Material provided >>
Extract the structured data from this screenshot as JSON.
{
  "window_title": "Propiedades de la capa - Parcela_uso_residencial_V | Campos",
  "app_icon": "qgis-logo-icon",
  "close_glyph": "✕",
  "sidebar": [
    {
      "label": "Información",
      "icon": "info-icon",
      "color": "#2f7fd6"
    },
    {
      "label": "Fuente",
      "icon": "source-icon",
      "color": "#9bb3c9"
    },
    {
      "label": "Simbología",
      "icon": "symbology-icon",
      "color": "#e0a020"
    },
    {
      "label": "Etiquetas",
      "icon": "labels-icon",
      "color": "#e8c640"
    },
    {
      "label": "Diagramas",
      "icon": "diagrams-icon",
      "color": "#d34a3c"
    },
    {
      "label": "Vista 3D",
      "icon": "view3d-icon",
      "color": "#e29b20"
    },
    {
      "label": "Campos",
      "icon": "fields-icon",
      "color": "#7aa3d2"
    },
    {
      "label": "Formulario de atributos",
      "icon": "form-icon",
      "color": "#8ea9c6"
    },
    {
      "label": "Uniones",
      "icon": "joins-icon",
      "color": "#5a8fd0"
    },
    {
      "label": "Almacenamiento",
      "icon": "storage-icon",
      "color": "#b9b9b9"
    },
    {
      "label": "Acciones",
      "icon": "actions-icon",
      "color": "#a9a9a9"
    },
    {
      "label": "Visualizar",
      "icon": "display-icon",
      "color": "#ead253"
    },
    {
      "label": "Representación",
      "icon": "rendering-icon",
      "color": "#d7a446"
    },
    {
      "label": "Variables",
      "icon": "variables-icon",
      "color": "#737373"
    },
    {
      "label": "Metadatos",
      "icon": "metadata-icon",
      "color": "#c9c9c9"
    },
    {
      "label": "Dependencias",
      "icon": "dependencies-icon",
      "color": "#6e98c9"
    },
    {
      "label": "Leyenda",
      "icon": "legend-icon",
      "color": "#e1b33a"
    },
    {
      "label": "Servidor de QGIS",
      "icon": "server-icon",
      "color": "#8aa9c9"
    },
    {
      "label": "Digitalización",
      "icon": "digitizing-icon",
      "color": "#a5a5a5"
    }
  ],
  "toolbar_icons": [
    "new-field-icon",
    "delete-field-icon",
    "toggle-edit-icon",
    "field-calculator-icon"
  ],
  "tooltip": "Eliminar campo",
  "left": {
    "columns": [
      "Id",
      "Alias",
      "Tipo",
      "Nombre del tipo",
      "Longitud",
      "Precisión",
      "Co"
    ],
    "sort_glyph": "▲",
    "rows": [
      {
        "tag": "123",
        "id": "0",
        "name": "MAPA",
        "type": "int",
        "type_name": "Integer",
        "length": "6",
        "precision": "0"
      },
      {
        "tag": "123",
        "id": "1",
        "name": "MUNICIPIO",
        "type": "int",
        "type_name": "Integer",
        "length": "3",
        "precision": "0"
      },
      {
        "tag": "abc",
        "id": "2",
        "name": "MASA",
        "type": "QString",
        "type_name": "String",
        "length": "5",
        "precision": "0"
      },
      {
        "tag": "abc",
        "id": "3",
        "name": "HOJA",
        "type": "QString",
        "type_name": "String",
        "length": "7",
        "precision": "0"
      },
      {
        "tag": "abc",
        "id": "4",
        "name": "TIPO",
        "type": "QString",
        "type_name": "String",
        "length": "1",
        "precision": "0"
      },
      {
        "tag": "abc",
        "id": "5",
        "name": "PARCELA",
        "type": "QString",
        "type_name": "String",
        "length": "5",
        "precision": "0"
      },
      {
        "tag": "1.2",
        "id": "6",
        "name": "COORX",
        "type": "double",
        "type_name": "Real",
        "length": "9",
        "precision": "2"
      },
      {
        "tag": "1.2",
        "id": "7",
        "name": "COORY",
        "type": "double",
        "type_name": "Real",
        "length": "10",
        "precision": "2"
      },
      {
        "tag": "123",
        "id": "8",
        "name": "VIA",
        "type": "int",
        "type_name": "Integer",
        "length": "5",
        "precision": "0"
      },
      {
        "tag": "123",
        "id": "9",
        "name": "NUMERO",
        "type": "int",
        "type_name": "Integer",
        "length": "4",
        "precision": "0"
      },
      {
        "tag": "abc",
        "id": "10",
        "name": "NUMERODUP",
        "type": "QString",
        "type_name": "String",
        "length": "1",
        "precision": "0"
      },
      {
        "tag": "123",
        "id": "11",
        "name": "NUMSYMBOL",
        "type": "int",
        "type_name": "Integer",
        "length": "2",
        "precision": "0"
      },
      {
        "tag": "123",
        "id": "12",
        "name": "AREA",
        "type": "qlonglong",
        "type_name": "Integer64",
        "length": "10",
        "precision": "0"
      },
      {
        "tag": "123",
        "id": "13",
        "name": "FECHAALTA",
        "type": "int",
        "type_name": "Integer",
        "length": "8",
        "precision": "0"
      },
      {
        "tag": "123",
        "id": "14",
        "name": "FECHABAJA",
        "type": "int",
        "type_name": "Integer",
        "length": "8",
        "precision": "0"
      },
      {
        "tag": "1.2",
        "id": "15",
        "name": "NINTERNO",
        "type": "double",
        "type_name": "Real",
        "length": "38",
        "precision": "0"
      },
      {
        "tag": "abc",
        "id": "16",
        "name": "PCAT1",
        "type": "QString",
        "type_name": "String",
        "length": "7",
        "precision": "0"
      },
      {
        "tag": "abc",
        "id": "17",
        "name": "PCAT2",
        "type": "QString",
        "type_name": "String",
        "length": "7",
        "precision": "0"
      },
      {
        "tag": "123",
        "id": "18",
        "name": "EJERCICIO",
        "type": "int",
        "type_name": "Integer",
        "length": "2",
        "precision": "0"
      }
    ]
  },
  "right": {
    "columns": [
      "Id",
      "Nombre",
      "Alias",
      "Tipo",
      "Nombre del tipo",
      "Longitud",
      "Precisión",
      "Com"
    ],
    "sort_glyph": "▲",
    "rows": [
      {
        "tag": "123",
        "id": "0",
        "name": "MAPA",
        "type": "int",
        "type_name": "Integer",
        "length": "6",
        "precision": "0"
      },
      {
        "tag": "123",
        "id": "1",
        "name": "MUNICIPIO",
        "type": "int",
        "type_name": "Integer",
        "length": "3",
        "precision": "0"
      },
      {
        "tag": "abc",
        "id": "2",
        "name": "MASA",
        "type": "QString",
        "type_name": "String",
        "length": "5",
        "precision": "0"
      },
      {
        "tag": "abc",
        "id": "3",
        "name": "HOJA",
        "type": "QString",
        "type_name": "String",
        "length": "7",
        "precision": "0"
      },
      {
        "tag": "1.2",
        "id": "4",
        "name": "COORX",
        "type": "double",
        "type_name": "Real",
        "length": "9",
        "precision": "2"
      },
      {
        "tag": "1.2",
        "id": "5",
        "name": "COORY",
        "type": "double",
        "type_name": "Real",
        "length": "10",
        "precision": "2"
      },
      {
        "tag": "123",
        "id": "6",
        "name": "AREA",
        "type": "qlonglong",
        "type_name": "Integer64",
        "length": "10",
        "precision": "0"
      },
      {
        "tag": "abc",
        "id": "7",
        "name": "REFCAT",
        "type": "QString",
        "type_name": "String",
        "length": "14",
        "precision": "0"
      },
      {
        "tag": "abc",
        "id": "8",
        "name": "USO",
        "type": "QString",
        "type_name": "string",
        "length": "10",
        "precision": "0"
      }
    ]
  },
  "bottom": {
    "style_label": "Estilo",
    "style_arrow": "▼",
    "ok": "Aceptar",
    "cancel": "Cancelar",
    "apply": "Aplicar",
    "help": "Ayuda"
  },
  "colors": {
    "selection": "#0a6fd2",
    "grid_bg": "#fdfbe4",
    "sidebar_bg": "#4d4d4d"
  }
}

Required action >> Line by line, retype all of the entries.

Response area >>
Extract the structured data from this screenshot as JSON.
{
  "window_title": "Propiedades de la capa - Parcela_uso_residencial_V | Campos",
  "app_icon": "qgis-logo-icon",
  "close_glyph": "✕",
  "sidebar": [
    {
      "label": "Información",
      "icon": "info-icon",
      "color": "#2f7fd6"
    },
    {
      "label": "Fuente",
      "icon": "source-icon",
      "color": "#9bb3c9"
    },
    {
      "label": "Simbología",
      "icon": "symbology-icon",
      "color": "#e0a020"
    },
    {
      "label": "Etiquetas",
      "icon": "labels-icon",
      "color": "#e8c640"
    },
    {
      "label": "Diagramas",
      "icon": "diagrams-icon",
      "color": "#d34a3c"
    },
    {
      "label": "Vista 3D",
      "icon": "view3d-icon",
      "color": "#e29b20"
    },
    {
      "label": "Campos",
      "icon": "fields-icon",
      "color": "#7aa3d2"
    },
    {
      "label": "Formulario de atributos",
      "icon": "form-icon",
      "color": "#8ea9c6"
    },
    {
      "label": "Uniones",
      "icon": "joins-icon",
      "color": "#5a8fd0"
    },
    {
      "label": "Almacenamiento",
      "icon": "storage-icon",
      "color": "#b9b9b9"
    },
    {
      "label": "Acciones",
      "icon": "actions-icon",
      "color": "#a9a9a9"
    },
    {
      "label": "Visualizar",
      "icon": "display-icon",
      "color": "#ead253"
    },
    {
      "label": "Representación",
      "icon": "rendering-icon",
      "color": "#d7a446"
    },
    {
      "label": "Variables",
      "icon": "variables-icon",
      "color": "#737373"
    },
    {
      "label": "Metadatos",
      "icon": "metadata-icon",
      "color": "#c9c9c9"
    },
    {
      "label": "Dependencias",
      "icon": "dependencies-icon",
      "color": "#6e98c9"
    },
    {
      "label": "Leyenda",
      "icon": "legend-icon",
      "color": "#e1b33a"
    },
    {
      "label": "Servidor de QGIS",
      "icon": "server-icon",
      "color": "#8aa9c9"
    },
    {
      "label": "Digitalización",
      "icon": "digitizing-icon",
      "color": "#a5a5a5"
    }
  ],
  "toolbar_icons": [
    "new-field-icon",
    "delete-field-icon",
    "toggle-edit-icon",
    "field-calculator-icon"
  ],
  "tooltip": "Eliminar campo",
  "left": {
    "columns": [
      "Id",
      "Alias",
      "Tipo",
      "Nombre del tipo",
      "Longitud",
      "Precisión",
      "Co"
    ],
    "sort_glyph": "▲",
    "rows": [
      {
        "tag": "123",
        "id": "0",
        "name": "MAPA",
        "type": "int",
        "type_name": "Integer",
        "length": "6",
        "precision": "0"
      },
      {
        "tag": "123",
        "id": "1",
        "name": "MUNICIPIO",
        "type": "int",
        "type_name": "Integer",
        "length": "3",
        "precision": "0"
      },
      {
        "tag": "abc",
        "id": "2",
        "name": "MASA",
        "type": "QString",
        "type_name": "String",
        "length": "5",
        "precision": "0"
      },
      {
        "tag": "abc",
        "id": "3",
        "name": "HOJA",
        "type": "QString",
        "type_name": "String",
        "length": "7",
        "precision": "0"
      },
      {
        "tag": "abc",
        "id": "4",
        "name": "TIPO",
        "type": "QString",
        "type_name": "String",
        "length": "1",
        "precision": "0"
      },
      {
        "tag": "abc",
        "id": "5",
        "name": "PARCELA",
        "type": "QString",
        "type_name": "String",
        "length": "5",
        "precision": "0"
      },
      {
        "tag": "1.2",
        "id": "6",
        "name": "COORX",
        "type": "double",
        "type_name": "Real",
        "length": "9",
        "precision": "2"
      },
      {
        "tag": "1.2",
        "id": "7",
        "name": "COORY",
        "type": "double",
        "type_name": "Real",
        "length": "10",
        "precision": "2"
      },
      {
        "tag": "123",
        "id": "8",
        "name": "VIA",
        "type": "int",
        "type_name": "Integer",
        "length": "5",
        "precision": "0"
      },
      {
        "tag": "123",
        "id": "9",
        "name": "NUMERO",
        "type": "int",
        "type_name": "Integer",
        "length": "4",
        "precision": "0"
      },
      {
        "tag": "abc",
        "id": "10",
        "name": "NUMERODUP",
        "type": "QString",
        "type_name": "String",
        "length": "1",
        "precision": "0"
      },
      {
        "tag": "123",
        "id": "11",
        "name": "NUMSYMBOL",
        "type": "int",
        "type_name": "Integer",
        "length": "2",
        "precision": "0"
      },
      {
        "tag": "123",
        "id": "12",
        "name": "AREA",
        "type": "qlonglong",
        "type_name": "Integer64",
        "length": "10",
        "precision": "0"
      },
      {
        "tag": "123",
        "id": "13",
        "name": "FECHAALTA",
        "type": "int",
        "type_name": "Integer",
        "length": "8",
        "precision": "0"
      },
      {
        "tag": "123",
        "id": "14",
        "name": "FECHABAJA",
        "type": "int",
        "type_name": "Integer",
        "length": "8",
        "precision": "0"
      },
      {
        "tag": "1.2",
        "id": "15",
        "name": "NINTERNO",
        "type": "double",
        "type_name": "Real",
        "length": "38",
        "precision": "0"
      },
      {
        "tag": "abc",
        "id": "16",
        "name": "PCAT1",
        "type": "QString",
        "type_name": "String",
        "length": "7",
        "precision": "0"
      },
      {
        "tag": "abc",
        "id": "17",
        "name": "PCAT2",
        "type": "QString",
        "type_name": "String",
        "length": "7",
        "precision": "0"
      },
      {
        "tag": "123",
        "id": "18",
        "name": "EJERCICIO",
        "type": "int",
        "type_name": "Integer",
        "length": "2",
        "precision": "0"
      }
    ]
  },
  "right": {
    "columns": [
      "Id",
      "Nombre",
      "Alias",
      "Tipo",
      "Nombre del tipo",
      "Longitud",
      "Precisión",
      "Com"
    ],
    "sort_glyph": "▲",
    "rows": [
      {
        "tag": "123",
        "id": "0",
        "name": "MAPA",
        "type": "int",
        "type_name": "Integer",
        "length": "6",
        "precision": "0"
      },
      {
        "tag": "123",
        "id": "1",
        "name": "MUNICIPIO",
        "type": "int",
        "type_name": "Integer",
        "length": "3",
        "precision": "0"
      },
      {
        "tag": "abc",
        "id": "2",
        "name": "MASA",
        "type": "QString",
        "type_name": "String",
        "length": "5",
        "precision": "0"
      },
      {
        "tag": "abc",
        "id": "3",
        "name": "HOJA",
        "type": "QString",
        "type_name": "String",
        "length": "7",
        "precision": "0"
      },
      {
        "tag": "1.2",
        "id": "4",
        "name": "COORX",
        "type": "double",
        "type_name": "Real",
        "length": "9",
        "precision": "2"
      },
      {
        "tag": "1.2",
        "id": "5",
        "name": "COORY",
        "type": "double",
        "type_name": "Real",
        "length": "10",
        "precision": "2"
      },
      {
        "tag": "123",
        "id": "6",
        "name": "AREA",
        "type": "qlonglong",
        "type_name": "Integer64",
        "length": "10",
        "precision": "0"
      },
      {
        "tag": "abc",
        "id": "7",
        "name": "REFCAT",
        "type": "QString",
        "type_name": "String",
        "length": "14",
        "precision": "0"
      },
      {
        "tag": "abc",
        "id": "8",
        "name": "USO",
        "type": "QString",
        "type_name": "string",
        "length": "10",
        "precision": "0"
      }
    ]
  },
  "bottom": {
    "style_label": "Estilo",
    "style_arrow": "▼",
    "ok": "Aceptar",
    "cancel": "Cancelar",
    "apply": "Aplicar",
    "help": "Ayuda"
  },
  "colors": {
    "selection": "#0a6fd2",
    "grid_bg": "#fdfbe4",
    "sidebar_bg": "#4d4d4d"
  }
}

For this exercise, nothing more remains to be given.